  Enrollment limited to 15
  NOTE: Seats are reserved in this class as follows: 4 - Seniors, 4- Juniors; 4 - Sophomores; and 3 First-Years.
  A writing workshop emphasizing the development of argumentation and research skills. Students learn how to read and evaluate logical arguments, formulate research questions, explore print and electronic resources, and frame persuasive arguments in papers of substantial length. Frequent practice in writing and revising.
1120 RHET-399-01 Independent Study 0.50 - 1.00 IND TBA TBA TBA Y  
  Enrollment limited to 15
  Submission of the special registration form, available in the Registrar’s Office, and the approval of the instructor and Writing Center director are required for enrollment.
2212 RHET-406-01 Composition Pedagogy 1.00 SEM O'Donnell,Tennyson L. MW: 2:40PM-3:55PM 115V - 108  
  Enrollment limited to 15
  Language and literacy have always served as lightning rods for social and political issues, as well as for conflicts of theory and practice in education. This course will explore the contemporary teaching of writing, with attention to the range of current pedagogies in US colleges. We will examine influences of 20th-century revival of rhetoric, process and post-process writing, cultural and feminist studies, cognitive theory, the digital revolution, and the implications of "the global turn" for 21st-century students and teachers of writing. For undergraduate English majors, this course counts as an elective.
1633 RHET-466-01 Teaching Assistant 0.50 - 1.00 IND TBA TBA TBA Y  
  Enrollment limited to 15

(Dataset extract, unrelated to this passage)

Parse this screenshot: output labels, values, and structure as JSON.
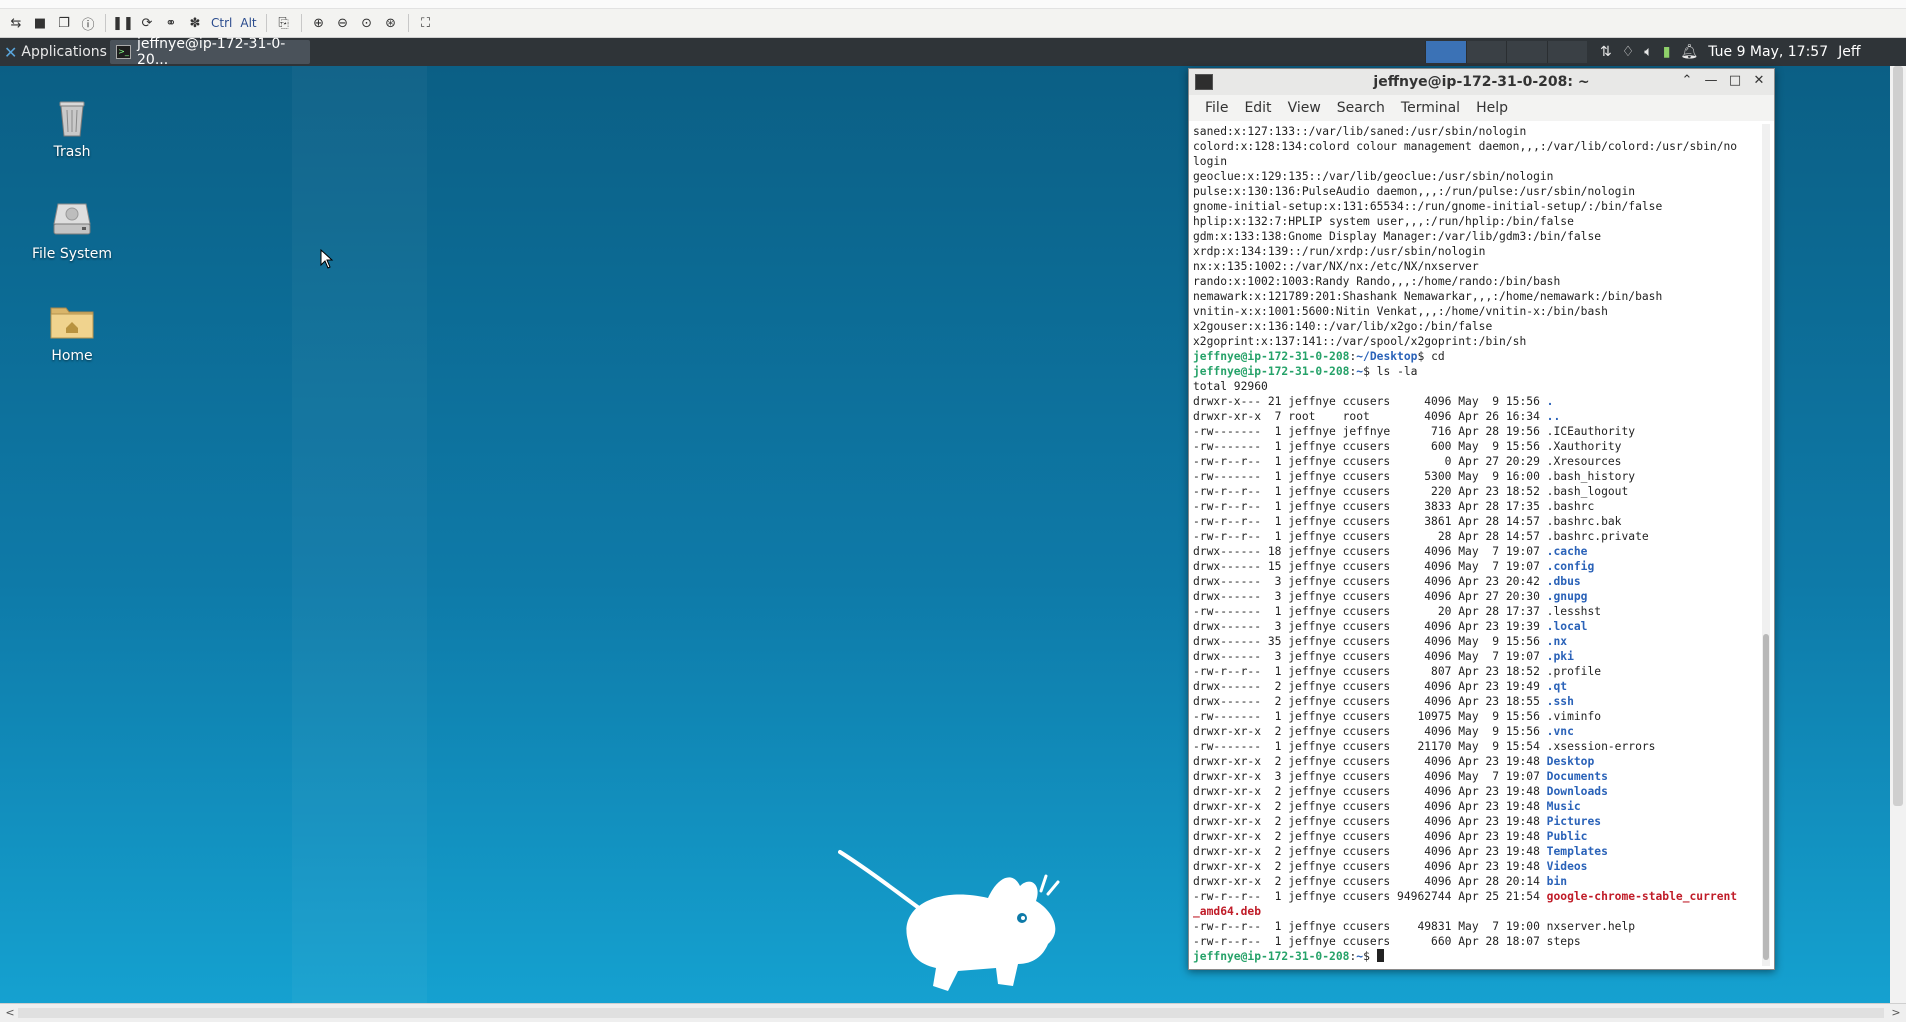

  Students may assist professors as teaching assistants, performing a variety of duties usually involving assisting students in conceiving or revising papers; reading and helping to evaluate papers, quizzes, and exams; and other duties as determined by the student and instructor. See instructor of specific course for more information. Submission of the special registration form, available in the Registrar’s Office and the approval of the instructor and chairperson are required for enrollment.
1987 ENGL-402-01 Rhetoric & Media Arts 1.00 SEM Wall,Mary Beverly C. W: 6:30PM-9:30PM MC - 205  
  Enrollment limited to 7
  Aristotle defined Rhetoric over 2,000 years ago as “the art of discovering, in any given case, the available means of persuasion.” This seminar is designed to introduce the theoretical traditions of this art of persuasion and its development across the media arts from classical to contemporary times. Students will examine representative examples of literary texts, political discourse, contemporary films, and digital modes of communication in popular culture and the public sphere. Emphasis will be placed on exploring media semiotics and the dynamics of evolving cultural concepts of page, voice, and screen—ranging from classical orations to televised speeches and hypertext webs. Students will write weekly, have opportunities to lead class discussion, and develop a substantial project on a rhetorical topic of interest to them. English 402 and English 802 are the same course. For English majors, this course satisfies the requirement of a 300/400-level elective. For the English graduate program, this course is required for the writing, rhetoric, and media arts track; it counts as an elective for the literary studies track.